Theatergoers, take note. Especially those with good attention spans and those who lived through the ’60s. “Continental Divide,” David Edgar’s epic, two-play cycle, requires patience, careful listening and a penchant for politics.
In a broad sense, the plays concern a fictitious gubernatorial election, clearly set in California, and seen from both sides of the political aisle. But they’re really about values, ideals and political convictions, and how hard it is to hold onto them as you age, grow more successful and become more jaded. The plays also consider utopias, how each side saw them, and how they continue to proliferate — among the tree-huggers as well as the militant militias.

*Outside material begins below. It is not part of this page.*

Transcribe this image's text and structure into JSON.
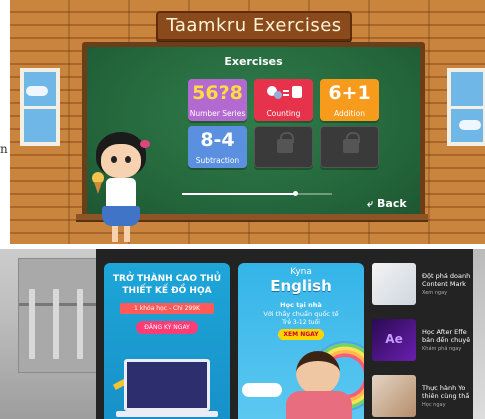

It’s easy to get buried in all the rhetoric of these wordy, idea-drenched plays. They’re shown at the La Jolla Playhouse in repertory, and you can see them in any order, or even back-to-back. But that’s a whole lotta theater in one day. I’d suggest seeing “Mothers Against” first and then “Daughters of the Revolution.”
“Mothers” looks behind the scenes at the Republican prep for the TV debate. “Daughters” is set in the Democratic camp, though some characters make appearances in both plays. On the Republican side, the sympathetic candidate is really a libertarian. His family is in conflict. His radical daughter is an environmental activist. And his advisors don’t see eye to eye. It takes awhile for “Mothers” to pick up steam, which it does in the second act, with the brutal debate rehearsal.

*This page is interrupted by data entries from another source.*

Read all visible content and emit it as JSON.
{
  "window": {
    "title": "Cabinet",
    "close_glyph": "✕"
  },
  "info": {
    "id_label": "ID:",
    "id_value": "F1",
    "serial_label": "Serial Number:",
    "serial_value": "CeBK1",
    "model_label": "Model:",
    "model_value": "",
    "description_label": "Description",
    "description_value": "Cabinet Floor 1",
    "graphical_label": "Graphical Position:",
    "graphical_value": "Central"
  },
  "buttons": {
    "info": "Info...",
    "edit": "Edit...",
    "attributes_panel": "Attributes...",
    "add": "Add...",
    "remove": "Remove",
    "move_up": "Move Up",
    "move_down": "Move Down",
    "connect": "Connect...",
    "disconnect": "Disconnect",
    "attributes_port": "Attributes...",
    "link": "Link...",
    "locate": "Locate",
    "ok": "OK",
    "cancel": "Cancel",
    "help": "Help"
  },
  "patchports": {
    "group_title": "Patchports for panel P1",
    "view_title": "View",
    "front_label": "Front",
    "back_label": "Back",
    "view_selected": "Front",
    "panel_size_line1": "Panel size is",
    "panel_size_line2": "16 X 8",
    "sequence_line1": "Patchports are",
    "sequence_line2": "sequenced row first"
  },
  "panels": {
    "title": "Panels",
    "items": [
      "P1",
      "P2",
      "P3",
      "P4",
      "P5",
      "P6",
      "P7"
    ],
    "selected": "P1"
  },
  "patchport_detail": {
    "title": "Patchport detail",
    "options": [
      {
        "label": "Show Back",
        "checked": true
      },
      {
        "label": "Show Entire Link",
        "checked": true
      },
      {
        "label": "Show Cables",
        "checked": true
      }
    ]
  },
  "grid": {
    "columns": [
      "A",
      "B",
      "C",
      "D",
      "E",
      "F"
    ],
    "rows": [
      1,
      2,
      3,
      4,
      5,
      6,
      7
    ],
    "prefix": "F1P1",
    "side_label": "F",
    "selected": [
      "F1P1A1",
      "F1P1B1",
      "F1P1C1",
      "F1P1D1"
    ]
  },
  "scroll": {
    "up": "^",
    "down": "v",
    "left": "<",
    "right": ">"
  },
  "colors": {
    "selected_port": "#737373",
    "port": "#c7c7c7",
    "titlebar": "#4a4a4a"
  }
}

“Daughters” starts right off with a bang, at a big birthday bash for 55 year-old Michael. As a kind of gag gift, his partner presents him with his FBI file, where he finds his ’60s activism well documented. This might impact his upcoming State commission post, given to him by the incumbent Democratic governor, who’s got her own struggles, linked to a staffer’s ’60s indiscretions. Back at Michael’s party, his file also reveals that one of his militant buddies betrayed him. The rest of the play becomes a whodunit, as Michael seeks out the snitch among the seven former activists, all linked in some way to the current campaign and its hot-potato issues, which include a controversial Proposition requiring a loyalty oath. The second act takes to the woods, and opens with a breathtaking scene of tree-lovers rappelling down giant redwoods. Big-screen projections and inventive scenic design are more effective in “Daughters,” and there are a few more characters to care about.

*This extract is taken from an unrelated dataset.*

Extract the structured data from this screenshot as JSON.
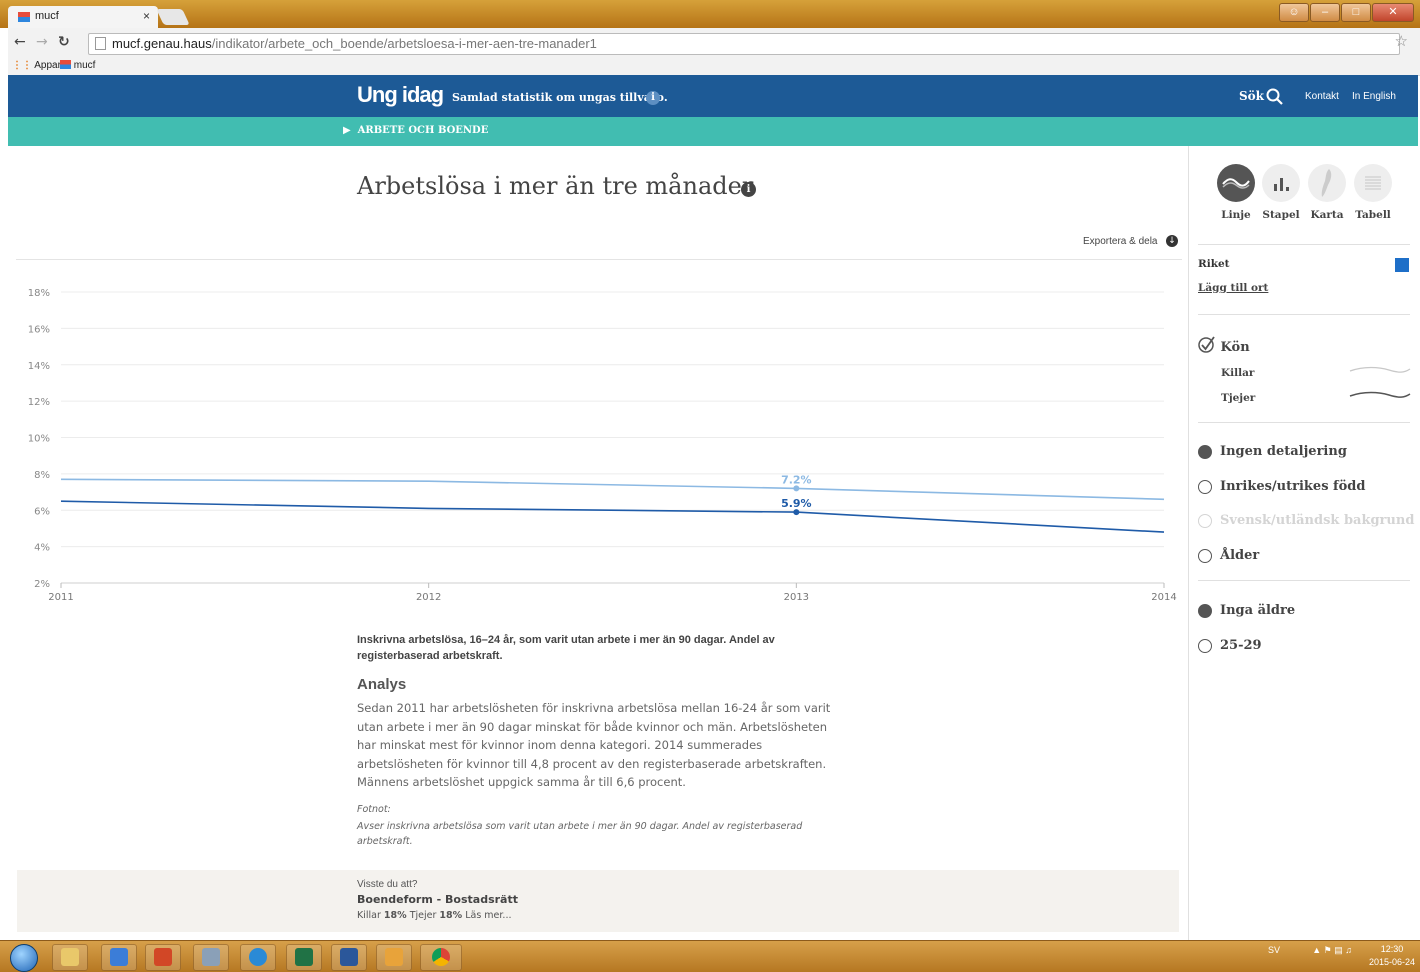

Tony Taccone, who directed all prior productions of the cycle, shepherds his flexible cast through the dense forest of ideas. The nearly six-hour journey of these two plays exposes the seamy underbelly of American politics. But in this election year, it also reminds us of the danger of selling out — or remaining uninvolved.
©2004 Patté Productions Inc.